Liv-ex is an electronic exchange for fine wine used by professional merchants and collectors. Market Report is part of a package of services offered to subscribers of Liv-ex, with subscriptions starting at
£49.95 per year. Below is just a brief extract from the latest Market Report. For the full report and to access Liv-Ex's services, sign-up with them at
Liv-ex.com, October 2013
Fine wine sales for the Autumn Chinese festival declined
this year; as such, buyers had no reason to replenish
stocks in October. Trade was muted and the Liv-ex indices
moved lower. Nevertheless, there were some positive signs
towards the month end. The bid offer ratio rose to 0.35, and
active markets hit a record high of 4,248.
Champagne and Italy dropped back in October, taking
trade shares of 1.2% and 3.9% respectively. Burgundy
accounted for 6.6% — its highest monthly share for six months — but it was Port that really came to the fore.
Seasonal demand, particularly for the iconic 1970 and 1977
vintages, boosted its share to a record high of 3.3%.
Bordeaux’s trade share remains low.
Buyers continued to take advantage of purchasing the
2009s and 2010s (the latest physical vintages) at lower
prices, and the two accounted for 42% of the monthly
Bordeaux trade by value. Once again, the region’s market
share was at 80%. So far in 2013, Bordeaux has accounted
for 82.6% of all trade by value, compared to 87.2% in 2012
and 93.2% in 2011.
(more analysis in the full report)
(analysed in detail in full report)
Chart of the Month
First Growth trade falls to 2005 levels
In June 2010, during the market’s bull run, the five
Bordeaux First Growths accounted for nearly 70% of trade
by value on Liv-ex. By the time the market peaked a year
later this had fallen, but was still at 55% - the share that
First Growth trade maintained even after Lehman Brothers

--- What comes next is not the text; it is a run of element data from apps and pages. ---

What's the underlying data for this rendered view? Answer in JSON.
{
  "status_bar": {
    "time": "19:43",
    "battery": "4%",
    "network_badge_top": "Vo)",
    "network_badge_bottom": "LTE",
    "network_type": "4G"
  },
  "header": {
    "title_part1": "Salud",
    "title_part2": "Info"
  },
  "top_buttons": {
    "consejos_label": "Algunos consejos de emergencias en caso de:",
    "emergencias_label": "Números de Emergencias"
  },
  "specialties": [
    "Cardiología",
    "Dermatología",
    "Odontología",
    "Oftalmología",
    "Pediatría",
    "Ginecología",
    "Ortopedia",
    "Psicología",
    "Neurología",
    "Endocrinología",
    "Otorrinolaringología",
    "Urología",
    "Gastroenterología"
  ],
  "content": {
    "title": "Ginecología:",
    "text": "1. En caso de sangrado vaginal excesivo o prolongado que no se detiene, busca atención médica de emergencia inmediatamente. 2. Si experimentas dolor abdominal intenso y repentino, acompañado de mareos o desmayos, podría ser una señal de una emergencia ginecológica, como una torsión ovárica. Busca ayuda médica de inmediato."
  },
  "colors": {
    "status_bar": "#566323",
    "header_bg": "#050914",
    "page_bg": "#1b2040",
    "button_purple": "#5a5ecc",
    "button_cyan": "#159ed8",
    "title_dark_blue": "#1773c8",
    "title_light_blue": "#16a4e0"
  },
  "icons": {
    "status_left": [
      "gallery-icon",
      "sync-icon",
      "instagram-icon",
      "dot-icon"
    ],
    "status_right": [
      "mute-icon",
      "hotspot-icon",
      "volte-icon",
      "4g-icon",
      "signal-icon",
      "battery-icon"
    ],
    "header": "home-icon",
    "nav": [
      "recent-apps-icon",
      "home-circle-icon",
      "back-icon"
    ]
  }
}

collapsed in September 2008. Since then, Bordeaux and the First Growths’ trade share
has weakened. In the last couple of months it has settled
at around 35%, close to the pre-bull market levels of 2004
and 2005. While this is an indicator of the negative
sentiment that pervades the market, it may also suggest
that we are nearing the bottom of the bear market.
Final Thought - DRC overstretched?
If there is a producer with brand strength to rival the
biggest names in Bordeaux, it is Domaine Romanée
Conti. DRC produces some of Burgundy’s most illustrious
Grand Crus, and relatively large production levels (around
7,200 cases each year) mean that there is enough
liquidity for it to have real market momentum. In 2012 the
brand took the number 1 spot in the Liv-ex Power 100 —
overtaking Lafite, which had held the position for three years.
Bordeaux prices have stuttered over the last couple of
years, but those for DRC have held on. While the Liv-ex
50 index fell 24.9% from June to December 2011, the
DRC index (composed of DRC’s six brands) rose 10.6%.
And kept rising. Over a five year period, the index has
climbed 66.4% - compared with an overall gain of 39.5%
for the Liv-ex 50. But at what point does this divergence
go too far and create unbalanced pricing?
In Chart 1 we have calculated the average price of all
wines in the DRC and Fine Wine 50 index and tracked the
historical relationship between these averages (dividing
one by the other to create a ratio). As shown, the seven
year average price ratio of DRC and the First Growths is
4:1. The ratio has been above this for two years and
currently stands at 4.9 to 1, close to its record level in
June 2012 of 5.1 to 1.
So, which wines have led the charge for DRC’s rise? If we
look at price growth for the components of the DRC index
it becomes clear that one in particular has outperformed.
Over five years DRC’s flagship wine Romanée Conti has
risen 92% - an enormous climb when considered against
the other wines in the index, three of which have risen by
less than 25%. Over the same five year period Lafite, for
example, has climbed just 63%, but at one point was
showing a 170% rise compared to Romanee Conti’s 105%
peak in January 2012. But the prices of the two are wildly
different: at its most expensive in February 2011, the
average cost of a case of Lafite (based on the last 10
physical vintages) was £10,500. The average cost of a
case of Romanee Conti is now £87,000.
To trade on Liv-ex or subscribe for price information, visit www.liv-ex.com
Liv-ex Limited, Tel:+44 (0)207 228 2233